15.
Teoh JY, Tsu JH, Yuen SK, Chan SY, Chiu PK, et al. Prognostic significance of time to prostate-specific antigen (PSA) Nadir and its relationship to survival beyond time to PSA nadir for prostate cancer patients with bone metastases after primary androgen deprivation therapy. Ann Surg Oncol 2015; 22: 1385-91.  Back to cited text no. 15
    
16.
Catalona WJ, Smith DS, Ratliff TL, Dodds KM, Coplen DE, et al. Measurement of prostate-specific antigen in serum as a screening test for prostate cancer. N Engl J Med 1991; 324: 1156-61.  Back to cited text no. 16
    
17.
Hernandez J, Thompson IM. Prostate-specific antigen: a review of the validation of the most commonly used cancer biomarker. Cancer 2004; 101: 894-904.  Back to cited text no. 17
    
18.
Kitagawa Y, Ueno S, Izumi K, Mizokami A, Hinotsu S, et al. Nadir prostate-specific antigen (PSA) level and time to PSA nadir following primary androgen deprivation therapy as independent prognostic factors in a Japanese large-scale prospective cohort study (J-CaP). J Cancer Res Clin Oncol 2014; 140: 673-9.  Back to cited text no. 18
    


    Figures

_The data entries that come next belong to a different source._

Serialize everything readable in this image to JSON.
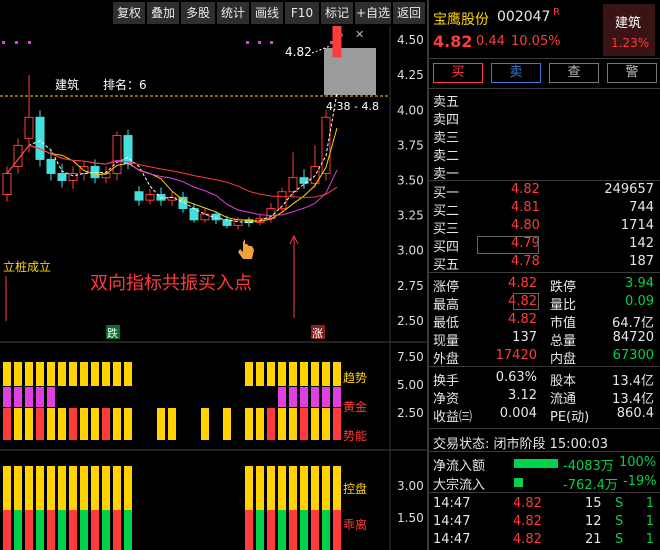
{
  "toolbar": {
    "buttons": [
      "复权",
      "叠加",
      "多股",
      "统计",
      "画线",
      "F10",
      "标记",
      "+自选",
      "返回"
    ]
  },
  "chart": {
    "price_callout": "4.82",
    "box_label": "4.38 - 4.8",
    "sector_label": "建筑",
    "rank_label": "排名：6",
    "annotation_left": "立桩成立",
    "annotation_main": "双向指标共振买入点",
    "tag_down": "跌",
    "tag_up": "涨",
    "y_ticks": [
      "4.50",
      "4.25",
      "4.00",
      "3.75",
      "3.50",
      "3.25",
      "3.00",
      "2.75",
      "2.50"
    ],
    "ind1_ticks": [
      "7.50",
      "5.00",
      "2.50"
    ],
    "ind1_labels": [
      "趋势",
      "黄金",
      "势能"
    ],
    "ind2_ticks": [
      "3.00",
      "1.50"
    ],
    "ind2_labels": [
      "控盘",
      "乖离"
    ]
  },
  "chart_data": {
    "type": "candlestick",
    "ylim": [
      2.35,
      4.6
    ],
    "candles": [
      {
        "o": 3.4,
        "c": 3.55,
        "h": 3.6,
        "l": 3.35
      },
      {
        "o": 3.6,
        "c": 3.75,
        "h": 3.8,
        "l": 3.55
      },
      {
        "o": 3.8,
        "c": 3.95,
        "h": 4.25,
        "l": 3.7
      },
      {
        "o": 3.95,
        "c": 3.65,
        "h": 4.0,
        "l": 3.6
      },
      {
        "o": 3.65,
        "c": 3.55,
        "h": 3.72,
        "l": 3.5
      },
      {
        "o": 3.55,
        "c": 3.5,
        "h": 3.62,
        "l": 3.45
      },
      {
        "o": 3.5,
        "c": 3.55,
        "h": 3.6,
        "l": 3.44
      },
      {
        "o": 3.55,
        "c": 3.6,
        "h": 3.63,
        "l": 3.5
      },
      {
        "o": 3.6,
        "c": 3.52,
        "h": 3.65,
        "l": 3.48
      },
      {
        "o": 3.52,
        "c": 3.55,
        "h": 3.6,
        "l": 3.48
      },
      {
        "o": 3.55,
        "c": 3.82,
        "h": 3.85,
        "l": 3.5
      },
      {
        "o": 3.82,
        "c": 3.62,
        "h": 3.86,
        "l": 3.58
      },
      {
        "o": 3.42,
        "c": 3.36,
        "h": 3.46,
        "l": 3.32
      },
      {
        "o": 3.36,
        "c": 3.4,
        "h": 3.44,
        "l": 3.33
      },
      {
        "o": 3.4,
        "c": 3.36,
        "h": 3.45,
        "l": 3.32
      },
      {
        "o": 3.36,
        "c": 3.38,
        "h": 3.42,
        "l": 3.32
      },
      {
        "o": 3.38,
        "c": 3.3,
        "h": 3.42,
        "l": 3.27
      },
      {
        "o": 3.3,
        "c": 3.22,
        "h": 3.33,
        "l": 3.2
      },
      {
        "o": 3.22,
        "c": 3.26,
        "h": 3.3,
        "l": 3.2
      },
      {
        "o": 3.26,
        "c": 3.22,
        "h": 3.28,
        "l": 3.19
      },
      {
        "o": 3.22,
        "c": 3.18,
        "h": 3.25,
        "l": 3.16
      },
      {
        "o": 3.18,
        "c": 3.22,
        "h": 3.24,
        "l": 3.15
      },
      {
        "o": 3.22,
        "c": 3.2,
        "h": 3.24,
        "l": 3.17
      },
      {
        "o": 3.2,
        "c": 3.23,
        "h": 3.26,
        "l": 3.18
      },
      {
        "o": 3.23,
        "c": 3.3,
        "h": 3.34,
        "l": 3.2
      },
      {
        "o": 3.3,
        "c": 3.42,
        "h": 3.45,
        "l": 3.28
      },
      {
        "o": 3.42,
        "c": 3.52,
        "h": 3.7,
        "l": 3.38
      },
      {
        "o": 3.52,
        "c": 3.48,
        "h": 3.58,
        "l": 3.44
      },
      {
        "o": 3.48,
        "c": 3.6,
        "h": 3.75,
        "l": 3.45
      },
      {
        "o": 3.55,
        "c": 3.95,
        "h": 4.0,
        "l": 3.5
      },
      {
        "o": 4.38,
        "c": 4.82,
        "h": 4.82,
        "l": 4.38
      }
    ]
  },
  "quote": {
    "name": "宝鹰股份",
    "code": "002047",
    "flag": "R",
    "price": "4.82",
    "change": "0.44",
    "change_pct": "10.05%",
    "sector_name": "建筑",
    "sector_pct": "1.23%",
    "actions": [
      "买",
      "卖",
      "查",
      "警"
    ],
    "sell_levels": [
      "卖五",
      "卖四",
      "卖三",
      "卖二",
      "卖一"
    ],
    "buy_levels": [
      {
        "label": "买一",
        "price": "4.82",
        "vol": "249657"
      },
      {
        "label": "买二",
        "price": "4.81",
        "vol": "744"
      },
      {
        "label": "买三",
        "price": "4.80",
        "vol": "1714"
      },
      {
        "label": "买四",
        "price": "4.79",
        "vol": "142"
      },
      {
        "label": "买五",
        "price": "4.78",
        "vol": "187"
      }
    ],
    "stats": {
      "zhangting_l": "涨停",
      "zhangting_v": "4.82",
      "dieting_l": "跌停",
      "dieting_v": "3.94",
      "zuigao_l": "最高",
      "zuigao_v": "4.82",
      "liangbi_l": "量比",
      "liangbi_v": "0.09",
      "zuidi_l": "最低",
      "zuidi_v": "4.82",
      "shizhi_l": "市值",
      "shizhi_v": "64.7亿",
      "xianliang_l": "现量",
      "xianliang_v": "137",
      "zongliang_l": "总量",
      "zongliang_v": "84720",
      "waipan_l": "外盘",
      "waipan_v": "17420",
      "neipan_l": "内盘",
      "neipan_v": "67300",
      "huanshou_l": "换手",
      "huanshou_v": "0.63%",
      "guben_l": "股本",
      "guben_v": "13.4亿",
      "jingzi_l": "净资",
      "jingzi_v": "3.12",
      "liutong_l": "流通",
      "liutong_v": "13.4亿",
      "shouyi_l": "收益㈢",
      "shouyi_v": "0.004",
      "pe_l": "PE(动)",
      "pe_v": "860.4"
    },
    "trade_status": "交易状态: 闭市阶段 15:00:03",
    "net_inflow_label": "净流入额",
    "net_inflow_value": "-4083万",
    "net_inflow_pct": "100%",
    "block_label": "大宗流入",
    "block_value": "-762.4万",
    "block_pct": "-19%",
    "ticks": [
      {
        "time": "14:47",
        "price": "4.82",
        "vol": "15",
        "side": "S",
        "n": "1"
      },
      {
        "time": "14:47",
        "price": "4.82",
        "vol": "12",
        "side": "S",
        "n": "1"
      },
      {
        "time": "14:47",
        "price": "4.82",
        "vol": "21",
        "side": "S",
        "n": "1"
      }
    ]
  }
}
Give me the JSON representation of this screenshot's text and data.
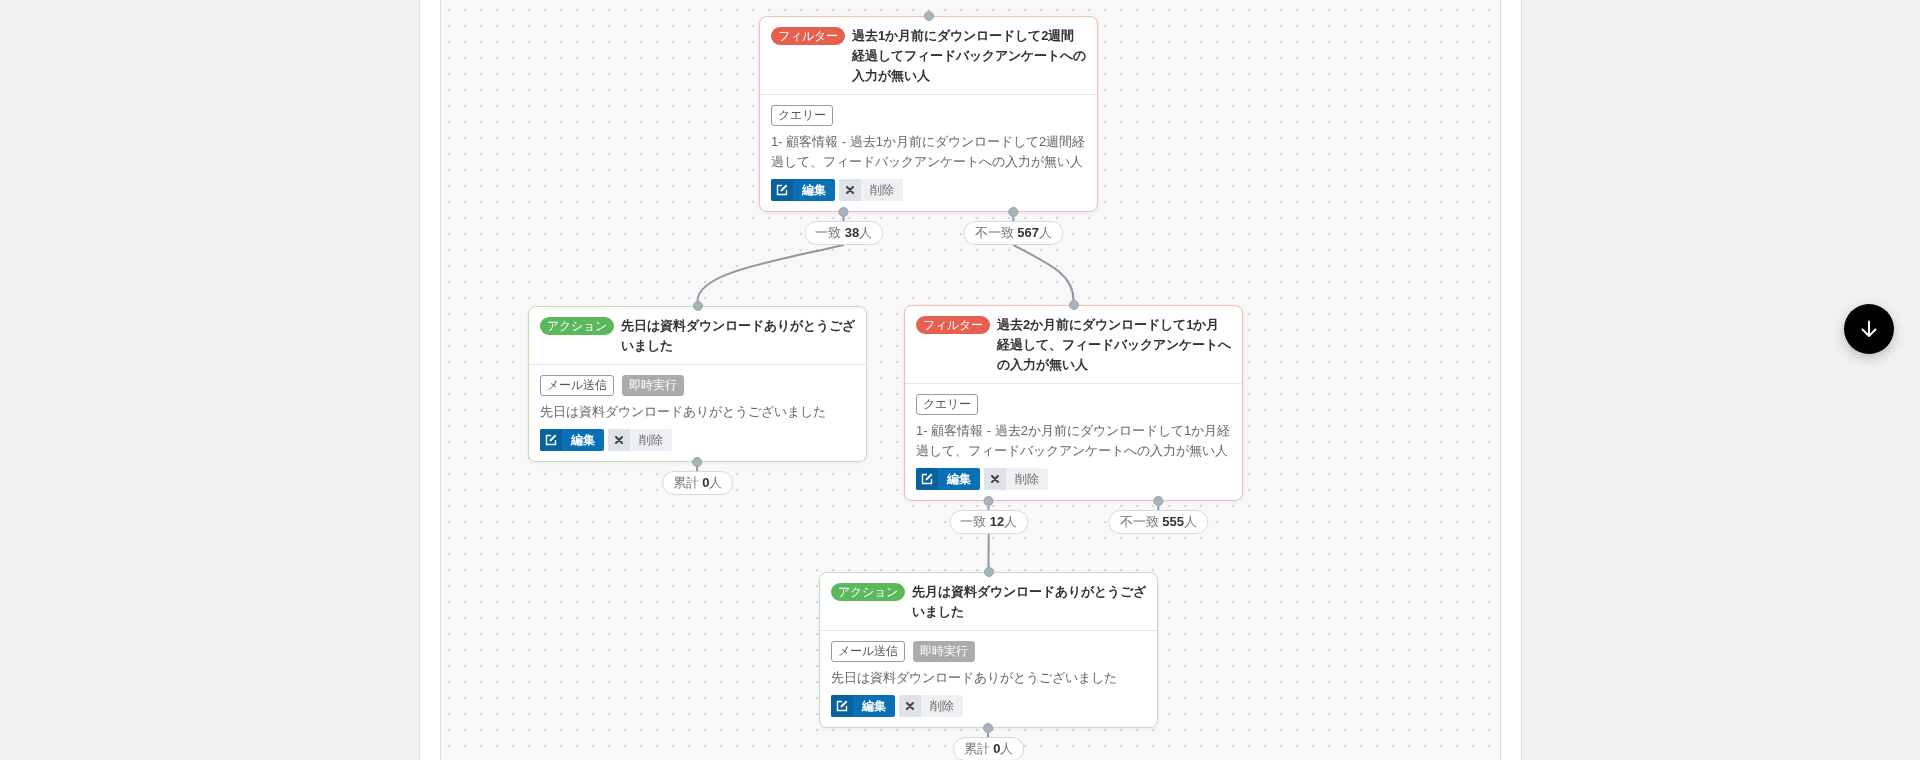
{
  "flow": {
    "node": {
      "kind": "filter",
      "badge": "フィルター",
      "title": "過去1か月前にダウンロードして2週間経過してフィードバックアンケートへの入力が無い人",
      "tags": [
        {
          "kind": "outline",
          "text": "クエリー"
        }
      ],
      "description": "1- 顧客情報 - 過去1か月前にダウンロードして2週間経過して、フィードバックアンケートへの入力が無い人",
      "buttons": [
        {
          "kind": "edit",
          "label": "編集"
        },
        {
          "kind": "delete",
          "label": "削除"
        }
      ],
      "outputs": [
        {
          "label": "一致 **38**人",
          "next": {
            "kind": "action",
            "badge": "アクション",
            "title": "先日は資料ダウンロードありがとうございました",
            "tags": [
              {
                "kind": "outline",
                "text": "メール送信"
              },
              {
                "kind": "filled",
                "text": "即時実行"
              }
            ],
            "description": "先日は資料ダウンロードありがとうございました",
            "buttons": [
              {
                "kind": "edit",
                "label": "編集"
              },
              {
                "kind": "delete",
                "label": "削除"
              }
            ],
            "outputs": [
              {
                "label": "累計 **0**人"
              }
            ]
          }
        },
        {
          "label": "不一致 **567**人",
          "next": {
            "kind": "filter",
            "badge": "フィルター",
            "title": "過去2か月前にダウンロードして1か月経過して、フィードバックアンケートへの入力が無い人",
            "tags": [
              {
                "kind": "outline",
                "text": "クエリー"
              }
            ],
            "description": "1- 顧客情報 - 過去2か月前にダウンロードして1か月経過して、フィードバックアンケートへの入力が無い人",
            "buttons": [
              {
                "kind": "edit",
                "label": "編集"
              },
              {
                "kind": "delete",
                "label": "削除"
              }
            ],
            "outputs": [
              {
                "label": "一致 **12**人",
                "next": {
                  "kind": "action",
                  "badge": "アクション",
                  "title": "先月は資料ダウンロードありがとうございました",
                  "tags": [
                    {
                      "kind": "outline",
                      "text": "メール送信"
                    },
                    {
                      "kind": "filled",
                      "text": "即時実行"
                    }
                  ],
                  "description": "先日は資料ダウンロードありがとうございました",
                  "buttons": [
                    {
                      "kind": "edit",
                      "label": "編集"
                    },
                    {
                      "kind": "delete",
                      "label": "削除"
                    }
                  ],
                  "outputs": [
                    {
                      "label": "累計 **0**人"
                    }
                  ]
                }
              },
              {
                "label": "不一致 **555**人"
              }
            ]
          }
        }
      ]
    }
  }
}
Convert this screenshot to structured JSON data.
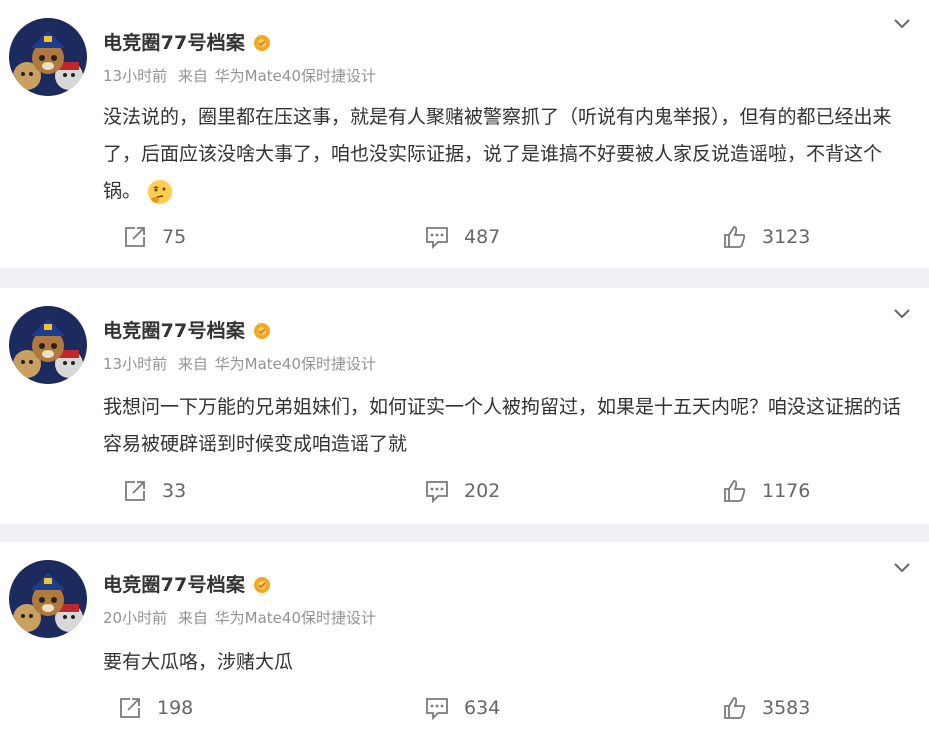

  [Figure 1], [Figure 2], [Figure 3]
 
 
    Tables

  [Table 1], [Table 2], [Table 3]



 

Top
 
 
  Search
 
Similar in PUBMED
   Search Pubmed for
   Search in Google Scholar for
 Related articles
Access Statistics
Email Alert *
Add to My List *
* Registration required (free)

 
  In this article
Abstract
Introduction
Methods
Results
Discussion
Author Contributions
Competing Interests
References
Article Figures
Article Tables

 Article Access Statistics
    Viewed2267    
    Printed77    
    Emailed0    
    PDF Downloaded253    
    Comments [Add]    

Recommend this journal


[TAG2]
[TAG3]
[TAG4]